My children have always done things in their own unique way. They defy the typical process and prefer to forge out on their own path. That is why when little struggles, or quirks appeared, we noticed, thought about them, followed up if necessary and often worked through things waiting to see what would come up next. This was especially true for learning. Since we home schooled, we could allow for differences (like learning to read while standing on your head on the couch, standing to print or deciding that math a grade level about where you were supposed to be was more interesting/appropriate for you). Small differences were able to be accommodated. Strategies were implemented without us always knowing why we were doing something, only knowing that it was successful.
AJ has held on to some things that were initially categorized as developmental. Letter and number reversals, mixing upper and lower case letters, trouble with sizing and spacing when writing have continued to make printing and writing hard for him and getting his great ideas down on paper is near impossible. Allow him to dictate to you and things change dramatically. He also has an amazing ability to hold math facts in his head but ask him to write down the problems on a sheet of paper and he will not end up with the correct answer and it will have taken him many times longer to arrive at that inaccurate number. He cannot line up his numbers, they are jumbled and lack any rows/columns. He would struggle, we would come up with strategies, he would move forward learning information as quickly as he could. He avoids writing things down at all costs. Typing is improving and he catches things in spell check. As his math gets more complex, he struggles more. Not with the concepts but with the ability to hold all the info in his head or find a way to keep the numbers lined up on the paper.
One day last week he was more tired than usual as he worked through his math lessons. He got a question wrong on test because he reversed his numbers (485 was 584). Then shortly after he received a 0 in a lesson on graphing. He was discouraged and frustrated. I was confused because I thought he understood. I looked at the test questions and they all had him starting at the origin and moving so many spaces left or right. I asked him what he thought we should review and what he thought was so tough about this assignment (it is important to keep in mind that he rarely gets anything wrong on these tests). He told me he didn't get it. He couldn't remember left from right. A-girl was nearby and piped up "Its easy. Hold your hands up and put your thumb out like this and your finger up. The one that looks like L is the one that is left!" That sent AJ deeper into his frustration and discouragement. He replied "Those both look the same to me!" That comment was like a slap in the face. Here is my almost 10 year old so frustrated that he doesn't know something he believes is so simple that even his little sister gets it. Again the questions were raised in my mind. Does he have difficulty learning in a typical manner? Are all of these little quirks rolling together and as the work gets harder are we seeing signs of a learning disability or are they nothing more than little quirks?

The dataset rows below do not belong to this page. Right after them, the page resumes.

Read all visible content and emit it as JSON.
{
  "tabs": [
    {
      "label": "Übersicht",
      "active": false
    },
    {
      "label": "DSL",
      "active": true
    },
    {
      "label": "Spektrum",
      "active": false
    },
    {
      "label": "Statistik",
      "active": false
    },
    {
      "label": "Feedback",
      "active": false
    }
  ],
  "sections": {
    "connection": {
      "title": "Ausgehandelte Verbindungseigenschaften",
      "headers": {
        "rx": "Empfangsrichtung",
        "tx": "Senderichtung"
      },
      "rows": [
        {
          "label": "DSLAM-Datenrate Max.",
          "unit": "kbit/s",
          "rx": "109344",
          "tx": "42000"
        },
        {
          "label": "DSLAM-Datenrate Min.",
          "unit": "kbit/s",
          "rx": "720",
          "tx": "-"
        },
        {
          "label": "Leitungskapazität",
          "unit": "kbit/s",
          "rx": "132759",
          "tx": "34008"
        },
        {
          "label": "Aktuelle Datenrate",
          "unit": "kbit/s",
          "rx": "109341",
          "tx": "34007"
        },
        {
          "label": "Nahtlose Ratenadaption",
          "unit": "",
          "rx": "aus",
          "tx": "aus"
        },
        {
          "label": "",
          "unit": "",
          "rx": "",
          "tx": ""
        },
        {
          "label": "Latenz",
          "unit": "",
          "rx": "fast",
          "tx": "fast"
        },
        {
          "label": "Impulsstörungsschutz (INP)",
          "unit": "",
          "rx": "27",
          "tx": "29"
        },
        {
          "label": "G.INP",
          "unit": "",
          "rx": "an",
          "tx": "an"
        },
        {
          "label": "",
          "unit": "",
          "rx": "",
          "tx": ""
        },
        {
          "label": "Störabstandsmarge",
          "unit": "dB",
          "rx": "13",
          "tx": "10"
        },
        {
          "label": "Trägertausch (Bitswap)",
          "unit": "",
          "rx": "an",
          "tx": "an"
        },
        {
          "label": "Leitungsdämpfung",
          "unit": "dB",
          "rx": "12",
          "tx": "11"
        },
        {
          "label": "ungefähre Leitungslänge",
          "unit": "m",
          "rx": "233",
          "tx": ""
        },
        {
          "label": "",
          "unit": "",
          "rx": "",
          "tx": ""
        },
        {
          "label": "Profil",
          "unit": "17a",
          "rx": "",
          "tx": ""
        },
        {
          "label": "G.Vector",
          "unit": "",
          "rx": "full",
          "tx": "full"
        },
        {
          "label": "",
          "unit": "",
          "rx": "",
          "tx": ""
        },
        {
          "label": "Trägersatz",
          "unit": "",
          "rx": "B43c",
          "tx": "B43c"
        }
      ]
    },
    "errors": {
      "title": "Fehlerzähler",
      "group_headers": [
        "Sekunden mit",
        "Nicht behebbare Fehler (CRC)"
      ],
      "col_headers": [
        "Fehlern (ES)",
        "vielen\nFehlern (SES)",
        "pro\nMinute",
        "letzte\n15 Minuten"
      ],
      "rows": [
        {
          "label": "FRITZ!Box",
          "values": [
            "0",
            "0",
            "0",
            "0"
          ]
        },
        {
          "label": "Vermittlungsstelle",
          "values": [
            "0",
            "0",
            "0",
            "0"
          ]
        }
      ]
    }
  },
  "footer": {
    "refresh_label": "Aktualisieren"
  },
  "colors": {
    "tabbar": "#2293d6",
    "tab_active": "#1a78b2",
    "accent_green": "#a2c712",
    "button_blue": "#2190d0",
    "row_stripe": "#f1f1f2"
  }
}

In talking with teachers and other people (some with children with dyslexia, some having it themselves) and reading on the internet, we are left with a lot more questions. It is becoming clearer that AJ is struggling in some areas of learning and excelling in others. We want to be able to give him the resources he needs to manage his learning related challenges and continue to enjoy learning and reach his potential. Trying to figure out the next step is a little mind boggling but talking to others who have been on this journey or are currently waiting for assessment for learning disabilities and listening to the stories (particularly those of adults who struggled in school and could directly relate to the areas of struggle AJ is experiencing) has given me much hope. He has coping strategies that I likely am not even aware of that have allowed him to achieve what he has to this point. He now needs tools to cope with his current challenges to alleviate his frustration and boost his self esteem. It will be a process that will take time. He and I talked about various ideas and suggestions to learn left/right and nothing seemed to be clicking. Since his name has an L in it, a teacher suggested writing his name in all upper case letters and then looking at the L, holding his hands up and seeing which one matched and knowing that was left. This seemed to make a lot of sense to AJ and it was like a light bulb went off in his head. He quickly looked down, picked up his right hand, rotated in til his palm was facing up and made an L with his two fingers. Grinning he announced "I get it! This is my left hand!" Clearly this strategy was not as simple to him so we will continue to work with it (palms down). He tends to be an auditory learner and picks things up quickly. AJ is an amazing kid and he has taught me a lot so far in our journey. I know I am about to embark on a new journey filled with lots of new knowledge and growth for me. Whether or not he ends up with a diagnosed learning disability or not, this journey will bring me to a better understanding of and appreciation for a very special little boy with a big desire to learn and an incredibly huge heart.